For any meaningful research, a fundamental understanding of asymptotic relationships is very important. In our journey towards new algorithms, we compare several algorithms and have to argue using commonly accepted notions, how each of them relate to one another. See this video for a good coverage of the basics where Pratik Shah talks about the O,o,Ω,ω and Θ notations with simple examples.
Having left out the constants, a somewhat imprecise comparison of notations is here:
f(n) = O(g(n)) ≈ f(n) ≤ g(n)
f(n) = Ω(g(n)) ≈ f(n) ≥ g(n)
f(n) = Θ(g(n)) ≈ f(n) = g(n)
f(n) = o(g(n)) ≈ f(n) < g(n)
f(n) = ω(g(n)) ≈ f(n) > g(n)
BTrees and B+Trees are n-ary trees with minimum of 2 keys per node. Root nodes do not contain any key.
These are indexing structures commonly used for the advantages of fast retrieval. Think of each node having large number of keys. Beyond a threshold, we add more nodes.
B+ tree is a specialization of B Tree because only the leaf nodes of B+ trees contain values. All other nodes contain only keys.
On the downside, root node becomes a point of failure as is the case with any tree.
Found this to be a good read.
Found this image here as a good way to refresh my knowledge of sorting algorithms:
Non-Comparitive Sorting Techniques
(Source: To a large extent, wikipedia)
Counting sort (has bucket size = 1)
- Set up an array of initially empty “buckets”.
- Scatter: Go over the original array, putting each object in its bucket.
- Sort each non-empty bucket.
- Gather: Visit the buckets in order and put all elements back into the original array.
- Take the least significant digit (or group of bits, both being examples of radices) of each key.
- Group the keys based on that digit, but otherwise keep the original order of keys. (This is what makes the LSD radix sort a stable sort).
- Repeat the grouping process with each more significant digit.
170, 45, 75, 90, 802, 2,24, 66
170, 90, 802, 2, 24, 45, 75, 66
802, 2, 24, 45, 66, 170, 75, 90
2, 24, 45, 66, 75, 90, 170, 802
Each digit place can be sorted in a single pass.
Big O is not the only notation used to describe algorithm complexity.
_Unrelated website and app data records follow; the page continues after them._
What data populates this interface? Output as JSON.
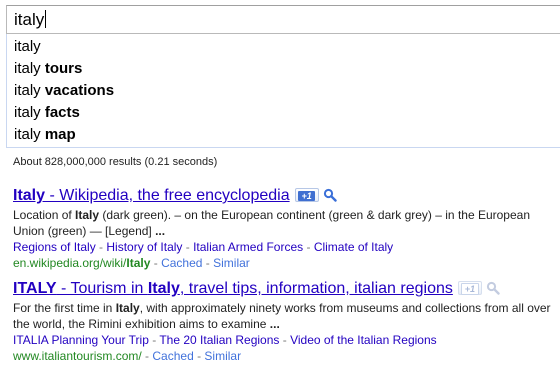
{
  "search": {
    "query": "italy"
  },
  "suggestions": [
    {
      "prefix": "italy",
      "completion": ""
    },
    {
      "prefix": "italy ",
      "completion": "tours"
    },
    {
      "prefix": "italy ",
      "completion": "vacations"
    },
    {
      "prefix": "italy ",
      "completion": "facts"
    },
    {
      "prefix": "italy ",
      "completion": "map"
    }
  ],
  "stats": "About 828,000,000 results (0.21 seconds)",
  "results": [
    {
      "title_bold": "Italy",
      "title_rest": " - Wikipedia, the free encyclopedia",
      "plus_one": "+1",
      "snippet_1": "Location of ",
      "snippet_1_bold": "Italy",
      "snippet_2": " (dark green). – on the European continent (green & dark grey) – in the European Union (green) — [Legend] ",
      "snippet_ellipsis": "...",
      "sitelinks": [
        "Regions of Italy",
        "History of Italy",
        "Italian Armed Forces",
        "Climate of Italy"
      ],
      "url_pre": "en.wikipedia.org/wiki/",
      "url_bold": "Italy",
      "cached": "Cached",
      "similar": "Similar"
    },
    {
      "title_bold1": "ITALY",
      "title_mid": " - Tourism in ",
      "title_bold2": "Italy",
      "title_rest": ", travel tips, information, italian regions",
      "plus_one": "+1",
      "snippet_1": "For the first time in ",
      "snippet_1_bold": "Italy",
      "snippet_2": ", with approximately ninety works from museums and collections from all over the world, the Rimini exhibition aims to examine ",
      "snippet_ellipsis": "...",
      "sitelinks": [
        "ITALIA Planning Your Trip",
        "The 20 Italian Regions",
        "Video of the Italian Regions"
      ],
      "url": "www.italiantourism.com/",
      "cached": "Cached",
      "similar": "Similar"
    }
  ],
  "separator": " - ",
  "colors": {
    "link": "#2200c1",
    "url": "#228822",
    "aux_link": "#4272db",
    "plus_one_active": "#3f6fd1"
  }
}
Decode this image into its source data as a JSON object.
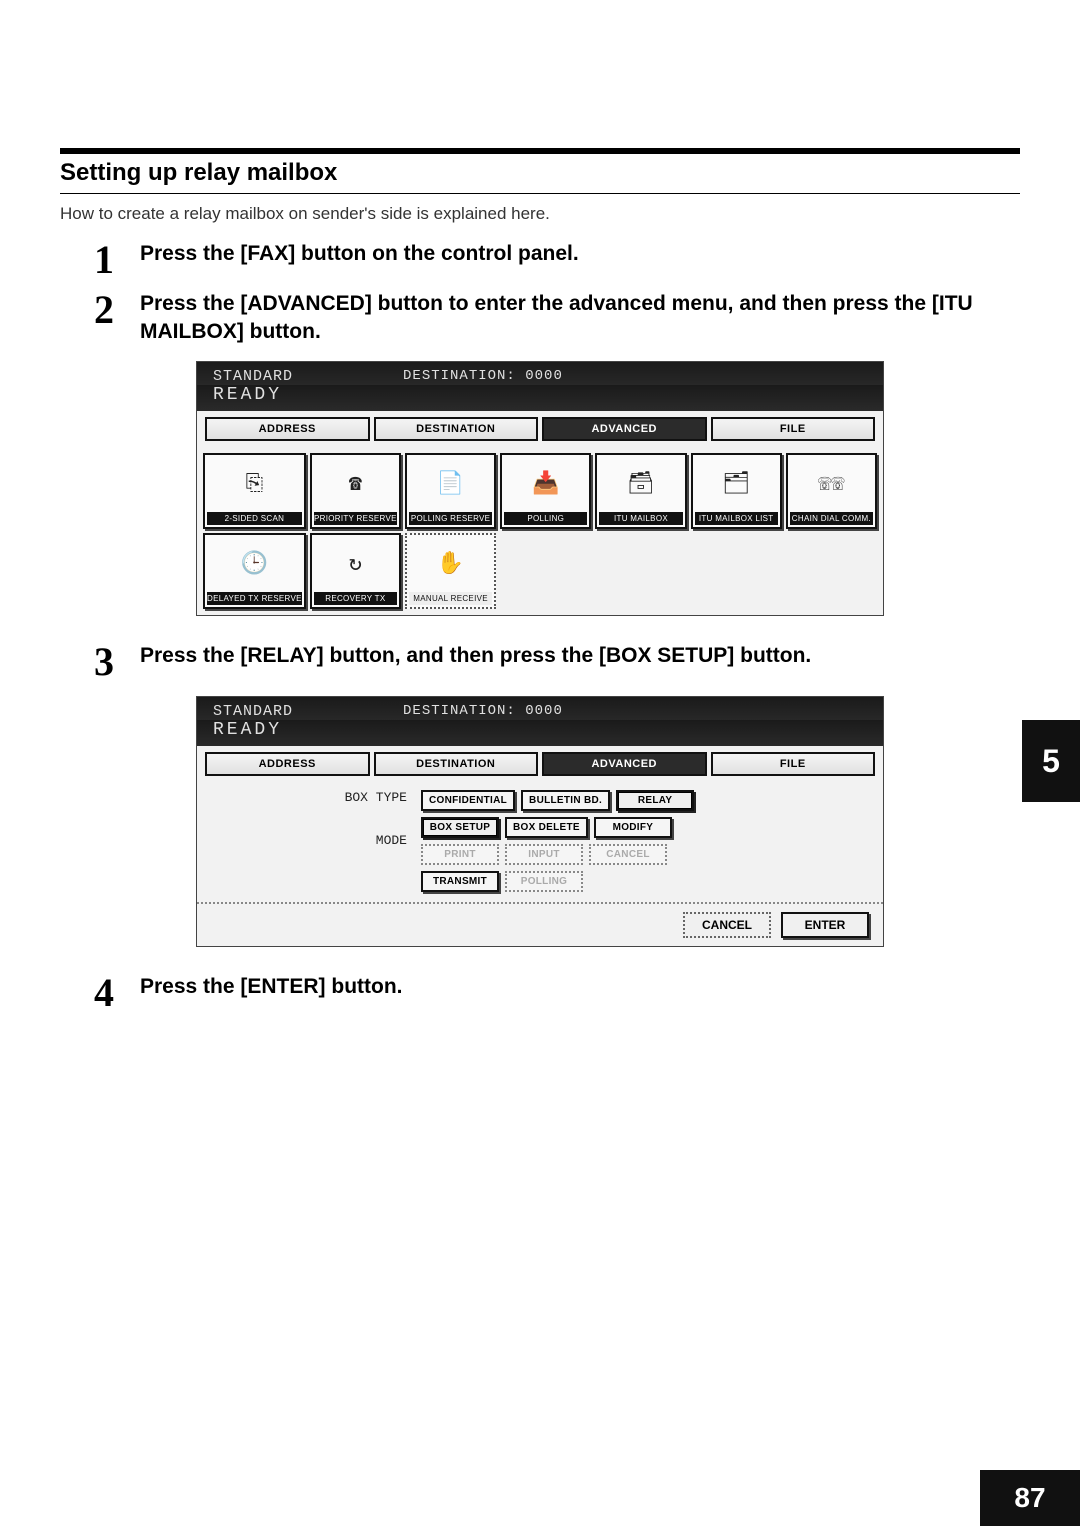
{
  "chapter_tab": "5",
  "page_number": "87",
  "section": {
    "title": "Setting up relay mailbox",
    "intro": "How to create a relay mailbox on sender's side is explained here."
  },
  "steps": [
    {
      "num": "1",
      "title": "Press the [FAX] button on the control panel."
    },
    {
      "num": "2",
      "title": "Press the [ADVANCED] button to enter the advanced menu, and then press the [ITU MAILBOX] button."
    },
    {
      "num": "3",
      "title": "Press the [RELAY] button, and then press the [BOX SETUP] button."
    },
    {
      "num": "4",
      "title": "Press the [ENTER] button."
    }
  ],
  "screen1": {
    "mode": "STANDARD",
    "destination_label": "DESTINATION: 0000",
    "status": "READY",
    "tabs": {
      "address": "ADDRESS",
      "destination": "DESTINATION",
      "advanced": "ADVANCED",
      "file": "FILE"
    },
    "buttons": {
      "two_sided_scan": "2-SIDED SCAN",
      "priority_reserve": "PRIORITY RESERVE",
      "polling_reserve": "POLLING RESERVE",
      "polling": "POLLING",
      "itu_mailbox": "ITU MAILBOX",
      "itu_mailbox_list": "ITU MAILBOX LIST",
      "chain_dial_comm": "CHAIN DIAL COMM.",
      "delayed_tx_reserve": "DELAYED TX RESERVE",
      "recovery_tx": "RECOVERY TX",
      "manual_receive": "MANUAL RECEIVE"
    }
  },
  "screen2": {
    "mode": "STANDARD",
    "destination_label": "DESTINATION: 0000",
    "status": "READY",
    "tabs": {
      "address": "ADDRESS",
      "destination": "DESTINATION",
      "advanced": "ADVANCED",
      "file": "FILE"
    },
    "labels": {
      "box_type": "BOX TYPE",
      "mode": "MODE"
    },
    "box_type": {
      "confidential": "CONFIDENTIAL",
      "bulletin": "BULLETIN BD.",
      "relay": "RELAY"
    },
    "mode_row1": {
      "box_setup": "BOX SETUP",
      "box_delete": "BOX DELETE",
      "modify": "MODIFY"
    },
    "mode_row2": {
      "print": "PRINT",
      "input": "INPUT",
      "cancel": "CANCEL"
    },
    "mode_row3": {
      "transmit": "TRANSMIT",
      "polling": "POLLING"
    },
    "bottom": {
      "cancel": "CANCEL",
      "enter": "ENTER"
    }
  }
}
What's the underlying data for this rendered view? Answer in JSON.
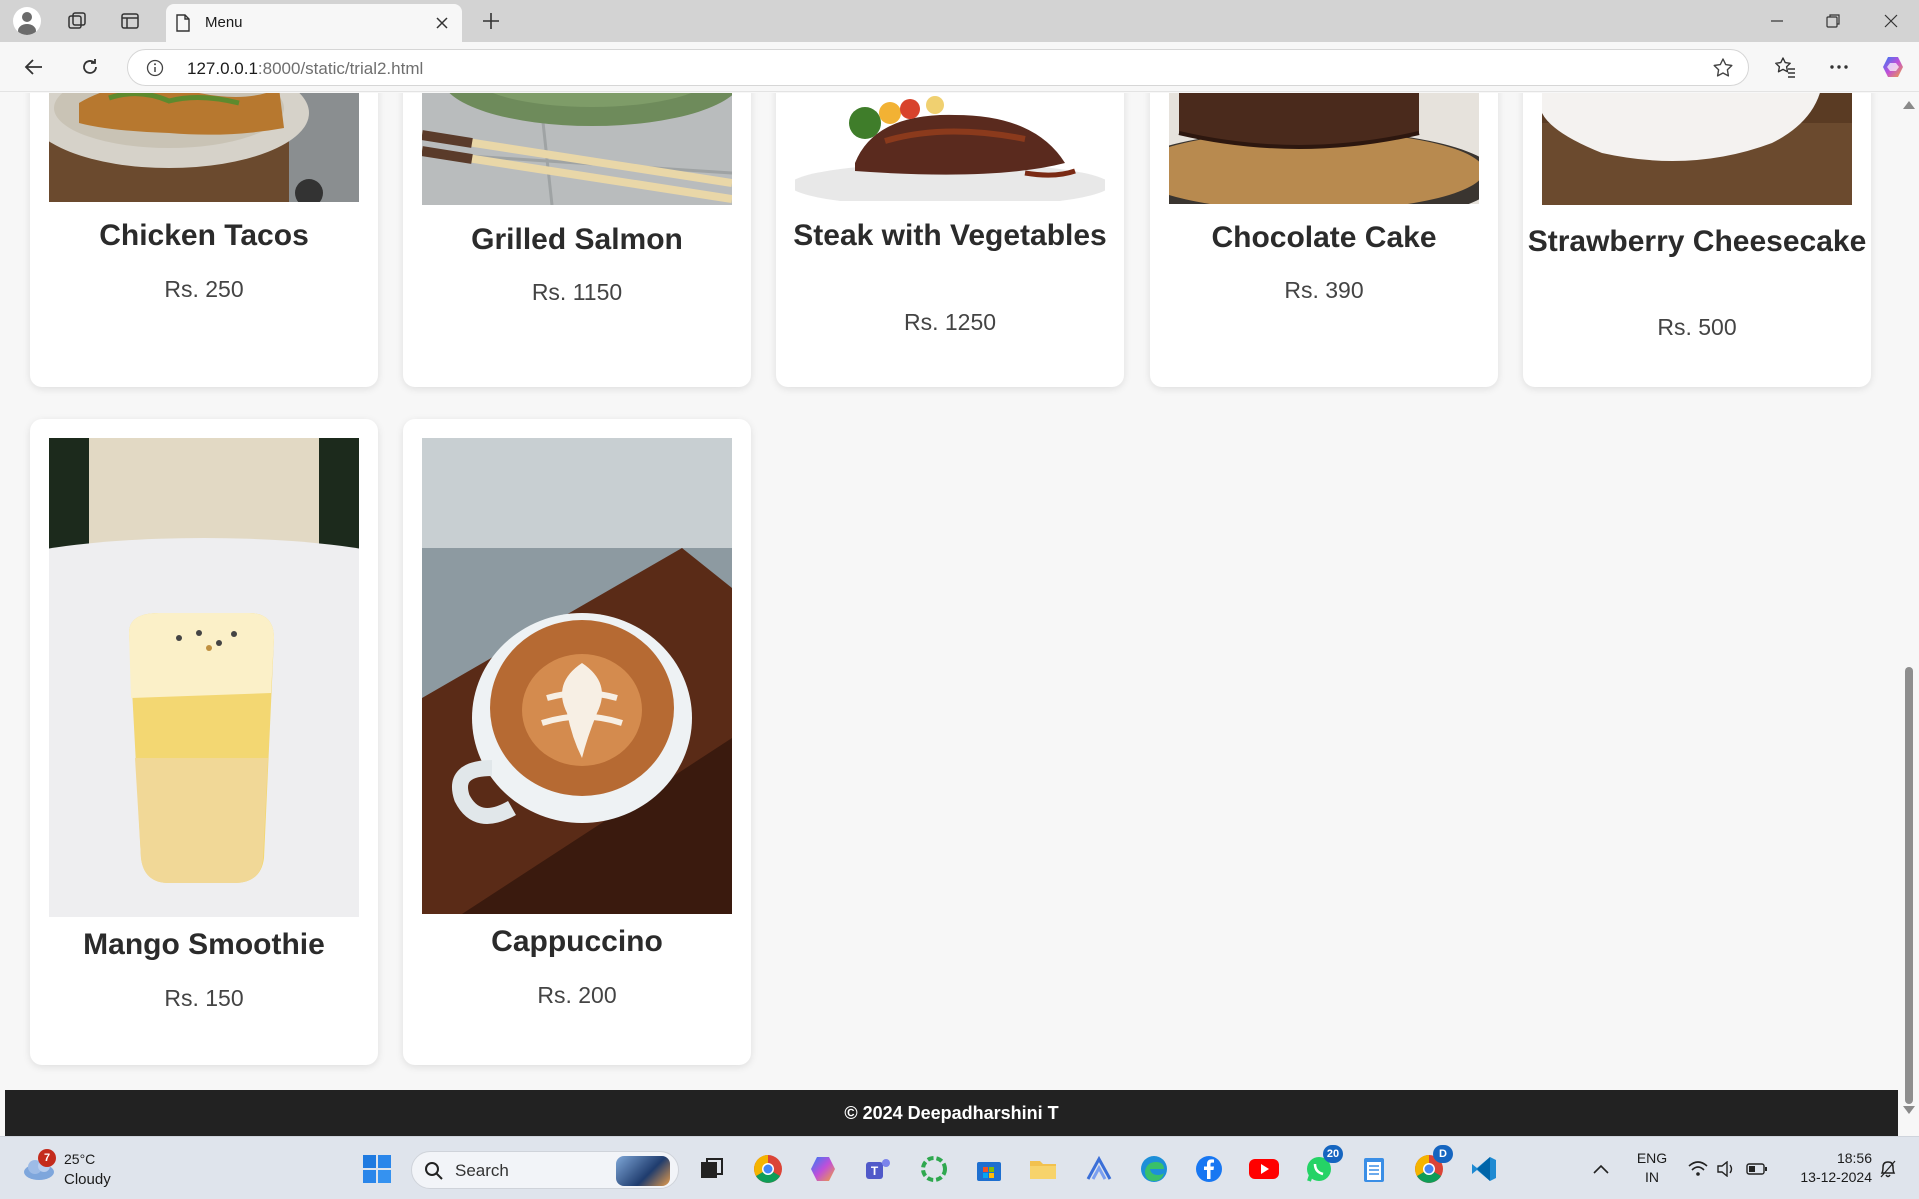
{
  "browser": {
    "tab_title": "Menu",
    "url_host": "127.0.0.1",
    "url_rest": ":8000/static/trial2.html"
  },
  "menu": {
    "items": [
      {
        "name": "Chicken Tacos",
        "price": "Rs. 250"
      },
      {
        "name": "Grilled Salmon",
        "price": "Rs. 1150"
      },
      {
        "name": "Steak with Vegetables",
        "price": "Rs. 1250"
      },
      {
        "name": "Chocolate Cake",
        "price": "Rs. 390"
      },
      {
        "name": "Strawberry Cheesecake",
        "price": "Rs. 500"
      },
      {
        "name": "Mango Smoothie",
        "price": "Rs. 150"
      },
      {
        "name": "Cappuccino",
        "price": "Rs. 200"
      }
    ]
  },
  "footer": {
    "text": "© 2024 Deepadharshini T"
  },
  "taskbar": {
    "weather_temp": "25°C",
    "weather_condition": "Cloudy",
    "weather_badge": "7",
    "search_label": "Search",
    "whatsapp_badge": "20",
    "chrome_profile_badge": "D",
    "language_line1": "ENG",
    "language_line2": "IN",
    "time": "18:56",
    "date": "13-12-2024"
  },
  "colors": {
    "footer_bg": "#222222",
    "page_bg": "#f7f7f7",
    "card_bg": "#ffffff"
  }
}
There are theta and omega as well. In each (O, theta, omega), there are big and little notations.
As I read from online sources:
f(x) = O(g(x)) (big-oh) means that the growth rate of f(x) is asymptotically less than or equal to to the growth rate of g(x).
f(x) = Ω(g(x)) (big-omega) means that the growth rate of f(x) is asymptotically greater than or equal to the growth rate of g(x)
f(x) = o(g(x)) (small-oh) means that the growth rate of f(x) is asymptotically less than the growth rate of g(x).
f(x) = ω(g(x)) (small-omega) means that the growth rate of f(x) is asymptotically greater than the growth rate of g(x)
f(x) = Θ(g(x)) (theta) means that the growth rate of f(x) is asymptotically equal to the growth rate of g(x)
What are P, NP, NP Hard and NP Complete problems?
P = Problems solvable in polynomial time. At least they have polynomial upper and lower bounds (worst and best cases). Polynomial time: O(n2), O(n3), O(1), O(n lg n), O(n^k)
NP (Non-Deterministic Polynomial time) = Verifyable in polynomial time. For example, finding a path may be difficult. However, given a path, verifying if it has at most k nodes is easy.
NP Complete = Can be reduced to another problem x (x is NP Hard) in polynomial time such that if x is solved, this problem can be solved.
NP Hard = There are million dollar awards on such x problems that when solved will help computer science solve several hard problems.
Turing’s “Halting Problem” is not solvable by any computer, no matter how much time is given! Another example: Given any boolean expression (3 sat example), can there exists valid values such that the expression evaluates to true? Apparantly, these can be solved by brute force or guessing the values and not through any polytime algorithm.